» TASK DIRECTIONS
For each line in the data that includes "Select", make a copy.

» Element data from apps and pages
↓
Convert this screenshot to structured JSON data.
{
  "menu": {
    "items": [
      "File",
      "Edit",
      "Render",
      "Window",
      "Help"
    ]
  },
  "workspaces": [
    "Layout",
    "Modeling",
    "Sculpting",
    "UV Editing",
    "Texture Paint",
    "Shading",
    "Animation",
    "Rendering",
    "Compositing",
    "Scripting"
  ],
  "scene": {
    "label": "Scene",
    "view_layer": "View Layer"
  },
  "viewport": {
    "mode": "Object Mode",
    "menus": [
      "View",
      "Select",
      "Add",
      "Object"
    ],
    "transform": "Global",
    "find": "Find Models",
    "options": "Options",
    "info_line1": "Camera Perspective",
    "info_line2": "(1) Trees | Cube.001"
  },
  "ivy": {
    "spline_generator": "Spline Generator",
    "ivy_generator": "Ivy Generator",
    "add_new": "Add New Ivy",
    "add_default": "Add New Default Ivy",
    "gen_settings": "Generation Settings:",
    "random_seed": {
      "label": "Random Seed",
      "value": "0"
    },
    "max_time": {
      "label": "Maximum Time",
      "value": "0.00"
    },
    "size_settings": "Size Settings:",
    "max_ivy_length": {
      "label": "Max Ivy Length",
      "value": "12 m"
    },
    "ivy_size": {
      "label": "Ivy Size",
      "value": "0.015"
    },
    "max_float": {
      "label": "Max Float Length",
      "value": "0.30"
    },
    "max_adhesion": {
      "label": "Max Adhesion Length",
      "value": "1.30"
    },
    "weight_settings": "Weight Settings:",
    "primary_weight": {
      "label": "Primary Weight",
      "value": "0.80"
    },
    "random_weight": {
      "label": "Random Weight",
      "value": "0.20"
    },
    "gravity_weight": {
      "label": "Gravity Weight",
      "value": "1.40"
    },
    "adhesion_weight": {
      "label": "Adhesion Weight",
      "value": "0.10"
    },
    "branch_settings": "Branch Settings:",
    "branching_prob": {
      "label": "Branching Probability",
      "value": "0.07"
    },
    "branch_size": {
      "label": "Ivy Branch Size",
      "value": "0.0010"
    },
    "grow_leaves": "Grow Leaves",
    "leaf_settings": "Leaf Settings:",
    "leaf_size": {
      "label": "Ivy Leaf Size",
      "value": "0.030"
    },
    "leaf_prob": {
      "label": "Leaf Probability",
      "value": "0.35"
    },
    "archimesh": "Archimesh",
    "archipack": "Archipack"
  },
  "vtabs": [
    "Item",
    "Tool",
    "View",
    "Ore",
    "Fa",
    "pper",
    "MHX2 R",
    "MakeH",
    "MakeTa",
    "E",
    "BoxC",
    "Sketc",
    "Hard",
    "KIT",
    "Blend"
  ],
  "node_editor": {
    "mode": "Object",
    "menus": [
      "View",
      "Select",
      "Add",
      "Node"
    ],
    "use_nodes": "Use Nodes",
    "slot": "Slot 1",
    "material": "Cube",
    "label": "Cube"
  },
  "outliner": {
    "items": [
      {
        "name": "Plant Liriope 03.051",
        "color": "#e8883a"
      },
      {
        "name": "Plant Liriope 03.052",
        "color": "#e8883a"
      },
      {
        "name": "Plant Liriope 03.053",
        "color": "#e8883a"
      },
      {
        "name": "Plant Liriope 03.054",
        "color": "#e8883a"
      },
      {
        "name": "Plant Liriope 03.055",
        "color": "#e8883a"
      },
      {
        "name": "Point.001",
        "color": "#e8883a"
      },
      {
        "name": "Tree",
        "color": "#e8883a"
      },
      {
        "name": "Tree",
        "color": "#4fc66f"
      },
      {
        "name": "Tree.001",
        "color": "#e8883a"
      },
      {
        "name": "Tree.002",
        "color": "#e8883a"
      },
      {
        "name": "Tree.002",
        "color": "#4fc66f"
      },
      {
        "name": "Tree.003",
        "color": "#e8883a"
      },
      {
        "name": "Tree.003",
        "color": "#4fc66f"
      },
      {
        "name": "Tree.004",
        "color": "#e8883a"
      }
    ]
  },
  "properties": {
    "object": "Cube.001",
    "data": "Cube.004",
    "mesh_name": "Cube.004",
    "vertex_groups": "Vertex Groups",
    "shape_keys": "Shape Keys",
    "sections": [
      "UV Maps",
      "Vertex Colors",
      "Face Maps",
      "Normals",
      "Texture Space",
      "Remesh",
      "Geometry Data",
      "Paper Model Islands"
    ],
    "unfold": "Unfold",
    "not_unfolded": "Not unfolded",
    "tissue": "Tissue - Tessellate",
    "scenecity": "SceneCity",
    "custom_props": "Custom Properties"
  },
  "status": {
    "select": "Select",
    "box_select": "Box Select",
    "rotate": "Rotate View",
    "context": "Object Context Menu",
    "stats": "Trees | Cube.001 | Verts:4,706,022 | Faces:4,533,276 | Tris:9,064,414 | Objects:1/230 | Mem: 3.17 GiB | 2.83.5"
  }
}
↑
» TASK ANSWER
      "Select",
      "Select",
    "select": "Select",
    "box_select": "Box Select",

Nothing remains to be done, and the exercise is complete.